Entries from a dataset of interfaces:
######

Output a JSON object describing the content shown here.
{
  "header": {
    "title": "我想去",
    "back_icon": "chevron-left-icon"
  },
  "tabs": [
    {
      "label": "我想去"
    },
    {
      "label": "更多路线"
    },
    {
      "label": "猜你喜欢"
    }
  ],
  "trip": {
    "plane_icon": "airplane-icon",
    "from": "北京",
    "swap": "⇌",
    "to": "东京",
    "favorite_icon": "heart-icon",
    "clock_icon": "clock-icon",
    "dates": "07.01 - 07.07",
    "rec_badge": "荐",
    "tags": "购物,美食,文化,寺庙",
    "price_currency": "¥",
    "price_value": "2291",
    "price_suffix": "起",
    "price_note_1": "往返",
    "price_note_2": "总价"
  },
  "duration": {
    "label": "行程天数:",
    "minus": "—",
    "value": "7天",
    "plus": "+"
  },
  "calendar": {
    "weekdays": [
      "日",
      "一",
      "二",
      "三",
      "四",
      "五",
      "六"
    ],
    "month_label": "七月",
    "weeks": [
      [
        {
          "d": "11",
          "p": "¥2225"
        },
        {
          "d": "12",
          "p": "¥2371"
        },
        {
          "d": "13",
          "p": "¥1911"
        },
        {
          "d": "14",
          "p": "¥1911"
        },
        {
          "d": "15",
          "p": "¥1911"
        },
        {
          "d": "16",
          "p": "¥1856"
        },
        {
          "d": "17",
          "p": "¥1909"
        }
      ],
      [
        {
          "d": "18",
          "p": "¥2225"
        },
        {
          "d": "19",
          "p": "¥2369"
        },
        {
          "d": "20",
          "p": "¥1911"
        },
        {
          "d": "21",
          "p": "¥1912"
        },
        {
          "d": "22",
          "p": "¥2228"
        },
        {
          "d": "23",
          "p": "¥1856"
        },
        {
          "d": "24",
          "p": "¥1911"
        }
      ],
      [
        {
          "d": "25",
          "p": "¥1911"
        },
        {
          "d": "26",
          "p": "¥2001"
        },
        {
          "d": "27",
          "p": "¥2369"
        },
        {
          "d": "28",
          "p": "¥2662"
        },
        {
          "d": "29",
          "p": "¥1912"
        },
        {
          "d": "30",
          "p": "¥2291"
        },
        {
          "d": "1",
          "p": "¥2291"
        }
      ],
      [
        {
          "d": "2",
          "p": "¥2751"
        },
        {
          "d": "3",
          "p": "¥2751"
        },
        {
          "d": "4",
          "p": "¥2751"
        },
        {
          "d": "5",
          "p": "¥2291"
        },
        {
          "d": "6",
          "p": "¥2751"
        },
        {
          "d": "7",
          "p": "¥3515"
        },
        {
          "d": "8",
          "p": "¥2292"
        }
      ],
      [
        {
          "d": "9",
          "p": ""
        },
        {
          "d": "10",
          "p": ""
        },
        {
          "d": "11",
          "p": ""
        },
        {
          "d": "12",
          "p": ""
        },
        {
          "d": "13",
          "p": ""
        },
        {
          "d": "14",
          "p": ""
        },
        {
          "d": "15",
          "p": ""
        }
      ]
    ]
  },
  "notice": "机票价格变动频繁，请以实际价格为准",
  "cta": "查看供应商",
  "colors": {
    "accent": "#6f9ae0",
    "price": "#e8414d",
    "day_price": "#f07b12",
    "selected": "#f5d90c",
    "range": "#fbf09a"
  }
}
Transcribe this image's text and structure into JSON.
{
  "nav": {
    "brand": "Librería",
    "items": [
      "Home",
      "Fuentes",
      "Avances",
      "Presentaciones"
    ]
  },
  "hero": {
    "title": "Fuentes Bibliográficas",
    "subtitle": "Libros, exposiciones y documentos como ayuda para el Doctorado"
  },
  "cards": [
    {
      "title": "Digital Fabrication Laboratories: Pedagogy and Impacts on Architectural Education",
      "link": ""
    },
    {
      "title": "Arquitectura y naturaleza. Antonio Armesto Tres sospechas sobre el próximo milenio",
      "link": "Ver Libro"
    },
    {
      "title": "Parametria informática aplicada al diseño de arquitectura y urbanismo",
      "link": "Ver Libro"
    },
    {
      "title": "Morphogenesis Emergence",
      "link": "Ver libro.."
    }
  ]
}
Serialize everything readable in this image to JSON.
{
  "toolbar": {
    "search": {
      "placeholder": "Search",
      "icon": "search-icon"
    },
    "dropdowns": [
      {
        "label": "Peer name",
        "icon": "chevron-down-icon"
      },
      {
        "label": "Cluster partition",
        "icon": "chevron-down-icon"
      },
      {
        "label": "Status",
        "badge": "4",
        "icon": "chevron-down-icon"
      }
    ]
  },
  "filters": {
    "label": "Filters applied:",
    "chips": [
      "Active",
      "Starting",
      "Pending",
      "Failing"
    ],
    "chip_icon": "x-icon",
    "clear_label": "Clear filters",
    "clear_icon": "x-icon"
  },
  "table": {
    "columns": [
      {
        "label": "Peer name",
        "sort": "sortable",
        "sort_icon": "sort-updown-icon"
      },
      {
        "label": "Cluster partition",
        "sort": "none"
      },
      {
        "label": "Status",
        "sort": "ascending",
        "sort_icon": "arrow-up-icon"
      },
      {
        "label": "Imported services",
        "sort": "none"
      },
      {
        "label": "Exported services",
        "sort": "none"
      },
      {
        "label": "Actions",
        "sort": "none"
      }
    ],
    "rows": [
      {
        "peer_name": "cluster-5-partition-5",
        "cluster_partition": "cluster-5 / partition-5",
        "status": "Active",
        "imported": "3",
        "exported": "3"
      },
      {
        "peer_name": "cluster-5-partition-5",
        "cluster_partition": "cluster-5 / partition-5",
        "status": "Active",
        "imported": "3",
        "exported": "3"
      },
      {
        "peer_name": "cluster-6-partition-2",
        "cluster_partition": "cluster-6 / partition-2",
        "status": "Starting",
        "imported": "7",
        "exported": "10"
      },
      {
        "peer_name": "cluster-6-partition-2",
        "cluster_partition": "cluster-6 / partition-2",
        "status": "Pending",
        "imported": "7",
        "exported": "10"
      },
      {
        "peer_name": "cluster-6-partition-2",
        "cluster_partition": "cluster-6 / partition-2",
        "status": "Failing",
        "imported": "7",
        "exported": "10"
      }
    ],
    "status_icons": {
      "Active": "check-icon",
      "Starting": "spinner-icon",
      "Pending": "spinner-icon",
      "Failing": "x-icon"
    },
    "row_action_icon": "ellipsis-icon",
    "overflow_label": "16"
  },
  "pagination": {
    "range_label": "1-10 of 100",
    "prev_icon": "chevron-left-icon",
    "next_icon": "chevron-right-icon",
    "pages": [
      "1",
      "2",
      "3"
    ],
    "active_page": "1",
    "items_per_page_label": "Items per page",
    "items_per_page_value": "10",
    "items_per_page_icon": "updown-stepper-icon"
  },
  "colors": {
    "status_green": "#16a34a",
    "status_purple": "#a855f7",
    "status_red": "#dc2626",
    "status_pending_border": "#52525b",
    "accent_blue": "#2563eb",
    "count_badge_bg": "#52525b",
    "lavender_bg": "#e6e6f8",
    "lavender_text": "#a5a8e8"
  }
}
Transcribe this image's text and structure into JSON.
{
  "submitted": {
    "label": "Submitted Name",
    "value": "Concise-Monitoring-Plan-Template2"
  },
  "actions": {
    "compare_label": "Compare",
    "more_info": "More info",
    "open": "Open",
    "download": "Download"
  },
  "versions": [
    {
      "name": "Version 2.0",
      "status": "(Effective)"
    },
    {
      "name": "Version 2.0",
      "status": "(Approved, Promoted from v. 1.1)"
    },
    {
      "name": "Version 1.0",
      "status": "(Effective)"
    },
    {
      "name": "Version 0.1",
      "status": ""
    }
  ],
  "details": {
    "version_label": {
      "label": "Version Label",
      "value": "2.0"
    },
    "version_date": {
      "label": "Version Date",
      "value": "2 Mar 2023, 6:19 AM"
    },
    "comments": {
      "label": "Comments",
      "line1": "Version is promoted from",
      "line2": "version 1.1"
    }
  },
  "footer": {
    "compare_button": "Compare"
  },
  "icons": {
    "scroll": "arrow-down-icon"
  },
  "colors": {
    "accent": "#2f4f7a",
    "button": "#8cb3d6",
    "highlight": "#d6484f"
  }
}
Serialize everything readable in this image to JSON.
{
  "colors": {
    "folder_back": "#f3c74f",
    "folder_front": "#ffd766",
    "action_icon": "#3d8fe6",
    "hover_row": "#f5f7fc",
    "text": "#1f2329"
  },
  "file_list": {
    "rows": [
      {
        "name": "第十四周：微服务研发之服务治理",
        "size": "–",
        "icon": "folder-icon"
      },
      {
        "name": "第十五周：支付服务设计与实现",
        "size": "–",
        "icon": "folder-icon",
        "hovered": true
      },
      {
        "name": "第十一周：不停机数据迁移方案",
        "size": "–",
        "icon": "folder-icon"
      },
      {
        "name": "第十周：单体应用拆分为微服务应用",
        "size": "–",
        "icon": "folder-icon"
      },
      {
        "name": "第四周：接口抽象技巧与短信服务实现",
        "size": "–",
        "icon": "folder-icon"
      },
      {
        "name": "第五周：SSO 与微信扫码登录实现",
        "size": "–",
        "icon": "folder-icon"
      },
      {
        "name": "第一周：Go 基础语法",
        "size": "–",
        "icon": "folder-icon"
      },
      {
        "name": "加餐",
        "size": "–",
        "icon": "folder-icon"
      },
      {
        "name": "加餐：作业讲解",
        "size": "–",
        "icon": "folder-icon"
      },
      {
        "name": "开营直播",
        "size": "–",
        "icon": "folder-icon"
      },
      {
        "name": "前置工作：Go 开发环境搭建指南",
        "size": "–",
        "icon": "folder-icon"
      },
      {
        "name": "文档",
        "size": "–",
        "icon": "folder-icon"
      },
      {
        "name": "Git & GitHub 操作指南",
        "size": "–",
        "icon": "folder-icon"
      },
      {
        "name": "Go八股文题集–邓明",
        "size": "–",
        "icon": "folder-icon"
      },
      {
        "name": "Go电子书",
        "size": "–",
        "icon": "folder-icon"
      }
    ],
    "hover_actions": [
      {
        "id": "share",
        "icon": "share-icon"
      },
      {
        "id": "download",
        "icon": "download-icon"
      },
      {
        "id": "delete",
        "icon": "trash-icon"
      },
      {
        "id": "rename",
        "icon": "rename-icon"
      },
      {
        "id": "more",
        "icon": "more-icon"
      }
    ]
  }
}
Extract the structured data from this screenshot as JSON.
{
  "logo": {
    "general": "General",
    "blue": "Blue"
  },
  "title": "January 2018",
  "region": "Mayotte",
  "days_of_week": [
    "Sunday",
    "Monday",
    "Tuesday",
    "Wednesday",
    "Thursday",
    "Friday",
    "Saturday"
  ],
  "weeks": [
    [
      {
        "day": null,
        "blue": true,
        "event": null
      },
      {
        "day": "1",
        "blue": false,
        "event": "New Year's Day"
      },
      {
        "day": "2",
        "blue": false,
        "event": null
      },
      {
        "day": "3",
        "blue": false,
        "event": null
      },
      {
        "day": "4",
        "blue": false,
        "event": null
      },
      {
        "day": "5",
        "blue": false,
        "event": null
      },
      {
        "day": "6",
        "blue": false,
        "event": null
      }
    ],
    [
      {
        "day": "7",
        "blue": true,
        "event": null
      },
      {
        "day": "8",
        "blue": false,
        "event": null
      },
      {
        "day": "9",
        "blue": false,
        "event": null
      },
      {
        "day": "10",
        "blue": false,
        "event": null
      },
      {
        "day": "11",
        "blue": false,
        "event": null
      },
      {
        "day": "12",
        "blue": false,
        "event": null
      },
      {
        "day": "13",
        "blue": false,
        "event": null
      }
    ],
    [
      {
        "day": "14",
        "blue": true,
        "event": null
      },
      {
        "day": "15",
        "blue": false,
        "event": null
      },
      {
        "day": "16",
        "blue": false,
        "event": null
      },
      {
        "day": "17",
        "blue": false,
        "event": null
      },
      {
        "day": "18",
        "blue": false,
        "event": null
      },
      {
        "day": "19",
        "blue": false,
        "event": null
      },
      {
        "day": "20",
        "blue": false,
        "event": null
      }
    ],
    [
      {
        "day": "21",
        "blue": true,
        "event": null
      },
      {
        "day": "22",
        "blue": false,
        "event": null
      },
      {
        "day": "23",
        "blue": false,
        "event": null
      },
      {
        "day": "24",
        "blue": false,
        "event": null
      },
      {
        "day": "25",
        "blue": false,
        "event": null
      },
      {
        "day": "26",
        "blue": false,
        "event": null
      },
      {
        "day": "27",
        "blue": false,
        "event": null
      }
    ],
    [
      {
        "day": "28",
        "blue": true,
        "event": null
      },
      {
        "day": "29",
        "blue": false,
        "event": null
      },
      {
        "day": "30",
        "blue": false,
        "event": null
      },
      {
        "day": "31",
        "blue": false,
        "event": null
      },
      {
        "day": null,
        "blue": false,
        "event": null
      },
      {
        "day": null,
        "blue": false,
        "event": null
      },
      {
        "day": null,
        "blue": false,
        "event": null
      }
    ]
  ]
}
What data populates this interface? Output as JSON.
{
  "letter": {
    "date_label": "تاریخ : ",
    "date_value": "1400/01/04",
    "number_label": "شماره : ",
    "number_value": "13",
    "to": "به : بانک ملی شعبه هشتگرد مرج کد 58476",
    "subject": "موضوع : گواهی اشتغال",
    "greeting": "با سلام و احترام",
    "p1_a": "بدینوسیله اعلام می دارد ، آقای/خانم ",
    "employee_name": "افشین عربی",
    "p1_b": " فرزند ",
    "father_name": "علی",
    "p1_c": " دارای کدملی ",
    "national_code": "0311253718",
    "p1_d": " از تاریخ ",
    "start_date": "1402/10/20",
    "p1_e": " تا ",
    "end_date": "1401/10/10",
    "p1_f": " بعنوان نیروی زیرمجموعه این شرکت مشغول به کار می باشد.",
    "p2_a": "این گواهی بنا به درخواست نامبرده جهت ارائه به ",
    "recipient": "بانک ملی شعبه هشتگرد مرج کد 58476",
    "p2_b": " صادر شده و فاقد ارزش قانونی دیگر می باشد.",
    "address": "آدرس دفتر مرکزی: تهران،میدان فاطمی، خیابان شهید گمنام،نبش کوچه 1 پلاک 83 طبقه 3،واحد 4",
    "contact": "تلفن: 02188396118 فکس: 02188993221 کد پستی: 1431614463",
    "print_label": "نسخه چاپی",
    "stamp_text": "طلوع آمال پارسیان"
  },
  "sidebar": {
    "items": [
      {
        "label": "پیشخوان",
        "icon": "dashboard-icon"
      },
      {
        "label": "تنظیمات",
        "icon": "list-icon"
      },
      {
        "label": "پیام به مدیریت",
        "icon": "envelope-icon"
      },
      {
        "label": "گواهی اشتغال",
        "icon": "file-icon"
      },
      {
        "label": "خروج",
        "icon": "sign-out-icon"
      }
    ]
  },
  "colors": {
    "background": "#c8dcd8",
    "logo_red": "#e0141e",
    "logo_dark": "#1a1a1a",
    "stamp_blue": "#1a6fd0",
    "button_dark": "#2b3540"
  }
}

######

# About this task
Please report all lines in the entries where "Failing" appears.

# Finished task
      "Failing"
        "status": "Failing",
      "Failing": "x-icon"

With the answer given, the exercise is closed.